I have one child who is very good at math and another who is average.   I was the mother that would make her child do ALL of the workbook problems, and we would keep plowing through the book NO MATTER WHAT.  Yes, I heard the advice from seasoned homeschool moms about math, but I didn't really LISTEN.   

{ Thankfully my children have now escaped math torture. }

For what it's worth, these are the things I've learned about math instruction in our homeschool - and maybe these observations will apply to your homeschool as well.

  • There is no need to complete all of the problems in a math lesson.   Really, if my child is great at subtraction and can complete 8-10 problems correctly, why do they need to do more?    Blank problems no longer bother me.  

  • It's perfectly fine to go at our own pace.   The earth will not spin off its axis if we stop and spend a few extra days on a concept that is just covered for one day, or vice versa.  Recently, I've found that we need to STOP on the concept of long division.  Lots and lots of practice with this concept has helped my daughter tremendously.    I found some free printable worksheets that have made it varied and colorful.  
(By this same token, since one of my children is very good at math I don't make him stick to the book a whole lot.... if he's understanding more difficult concepts then I let him tackle them.   He started multiplication in Kindergarten and totally understood it. In fact, he teaches me daily about how to better approach solving math problems.) 



  • Seek Out Real World Math Applications Whenever Possible.    My husband and daughter have been volunteering at the concessions stand at the baseball fields ~ talk about a great way to put your math knowledge into action!    This is the kind of math that REALLY COUNTS, too.   I'm also putting my children in charge of baking and cooking certain things to help them with their fractions and measurement conversions.   Last year we set up a  candy store to work on making change - they kids had so much fun!  

  • We play a lot of math games!  There are so many games you can play with a deck of cards.  We also love Yahtzee, and one of our most recent favorites is Fractazmic! for converting fractions.  

  • In the younger grades, if my children have a firm grasp of money, time, addition, subtraction, multiplication, division, and fractions they will be equipped for math in the middle grades.   I am focusing on a lot of the basics and real world math... and if that means not getting to some things in our math program, that's ok.   I like a math program to guide us, but it's not the end all - be all.   
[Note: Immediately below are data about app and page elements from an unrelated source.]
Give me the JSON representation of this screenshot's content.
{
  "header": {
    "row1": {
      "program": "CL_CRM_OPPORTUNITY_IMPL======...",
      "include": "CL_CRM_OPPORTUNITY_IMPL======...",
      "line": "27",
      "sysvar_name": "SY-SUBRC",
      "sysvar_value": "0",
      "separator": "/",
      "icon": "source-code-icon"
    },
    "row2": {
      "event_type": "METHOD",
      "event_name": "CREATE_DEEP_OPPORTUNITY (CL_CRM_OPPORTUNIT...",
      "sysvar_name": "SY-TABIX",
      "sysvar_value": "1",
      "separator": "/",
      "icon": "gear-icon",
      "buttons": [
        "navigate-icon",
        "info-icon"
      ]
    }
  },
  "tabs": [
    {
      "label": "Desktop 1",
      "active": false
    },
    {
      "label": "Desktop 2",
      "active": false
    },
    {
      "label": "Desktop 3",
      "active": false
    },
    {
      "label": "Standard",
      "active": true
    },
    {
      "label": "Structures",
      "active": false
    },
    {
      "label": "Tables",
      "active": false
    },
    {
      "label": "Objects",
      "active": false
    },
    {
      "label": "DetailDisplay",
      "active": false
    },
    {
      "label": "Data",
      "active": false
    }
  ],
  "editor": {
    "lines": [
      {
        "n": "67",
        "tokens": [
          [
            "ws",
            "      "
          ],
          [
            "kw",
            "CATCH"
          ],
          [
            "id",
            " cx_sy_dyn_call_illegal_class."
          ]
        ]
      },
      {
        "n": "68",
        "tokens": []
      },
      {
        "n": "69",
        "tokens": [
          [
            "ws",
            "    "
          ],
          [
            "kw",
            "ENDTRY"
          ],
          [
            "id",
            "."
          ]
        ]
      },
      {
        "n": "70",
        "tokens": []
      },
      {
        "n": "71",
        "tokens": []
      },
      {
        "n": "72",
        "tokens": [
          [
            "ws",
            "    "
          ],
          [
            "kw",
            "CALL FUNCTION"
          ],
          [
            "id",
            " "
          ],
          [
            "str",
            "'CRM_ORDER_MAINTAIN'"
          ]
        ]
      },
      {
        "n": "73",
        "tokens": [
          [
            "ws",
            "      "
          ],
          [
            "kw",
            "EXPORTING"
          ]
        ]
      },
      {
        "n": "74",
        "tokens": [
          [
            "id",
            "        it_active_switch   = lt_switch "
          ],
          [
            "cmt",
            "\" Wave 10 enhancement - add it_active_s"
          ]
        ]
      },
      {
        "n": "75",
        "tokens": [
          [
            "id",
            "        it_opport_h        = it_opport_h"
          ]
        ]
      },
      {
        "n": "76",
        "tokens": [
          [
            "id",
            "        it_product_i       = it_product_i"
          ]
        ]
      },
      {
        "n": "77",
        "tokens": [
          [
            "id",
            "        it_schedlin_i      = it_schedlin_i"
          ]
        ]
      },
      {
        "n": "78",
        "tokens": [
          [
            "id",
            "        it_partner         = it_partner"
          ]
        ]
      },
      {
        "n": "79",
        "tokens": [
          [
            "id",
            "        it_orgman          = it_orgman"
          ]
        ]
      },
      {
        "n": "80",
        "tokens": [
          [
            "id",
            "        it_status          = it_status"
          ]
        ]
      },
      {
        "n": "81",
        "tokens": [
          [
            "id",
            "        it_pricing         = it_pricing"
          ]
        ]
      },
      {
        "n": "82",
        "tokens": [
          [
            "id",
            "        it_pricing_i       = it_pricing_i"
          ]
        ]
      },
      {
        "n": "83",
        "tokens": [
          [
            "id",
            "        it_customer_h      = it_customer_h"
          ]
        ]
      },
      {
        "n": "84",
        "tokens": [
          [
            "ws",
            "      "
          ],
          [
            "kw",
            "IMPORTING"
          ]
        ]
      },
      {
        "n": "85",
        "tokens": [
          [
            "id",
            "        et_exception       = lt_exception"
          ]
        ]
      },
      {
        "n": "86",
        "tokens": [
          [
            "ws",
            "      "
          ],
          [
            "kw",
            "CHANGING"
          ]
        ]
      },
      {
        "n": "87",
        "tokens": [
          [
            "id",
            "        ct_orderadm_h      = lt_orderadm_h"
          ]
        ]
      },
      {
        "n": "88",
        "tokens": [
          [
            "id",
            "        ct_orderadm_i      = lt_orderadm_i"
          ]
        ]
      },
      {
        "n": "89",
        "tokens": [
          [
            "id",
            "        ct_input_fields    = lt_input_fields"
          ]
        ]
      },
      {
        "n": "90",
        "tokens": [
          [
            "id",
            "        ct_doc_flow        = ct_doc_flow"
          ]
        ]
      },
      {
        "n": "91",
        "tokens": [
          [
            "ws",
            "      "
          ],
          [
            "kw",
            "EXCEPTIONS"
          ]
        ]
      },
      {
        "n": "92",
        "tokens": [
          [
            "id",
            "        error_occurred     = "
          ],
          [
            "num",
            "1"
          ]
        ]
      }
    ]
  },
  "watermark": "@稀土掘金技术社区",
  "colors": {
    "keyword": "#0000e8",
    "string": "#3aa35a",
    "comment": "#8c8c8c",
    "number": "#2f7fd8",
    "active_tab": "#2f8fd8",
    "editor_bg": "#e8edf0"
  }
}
Now, the big question is.... are YOU guilty of math torture?    Do you feel like confessing?  Leave me a comment if you do (I promise there is no judgment here!) ... or if you have a great math resource to share let me know that, too.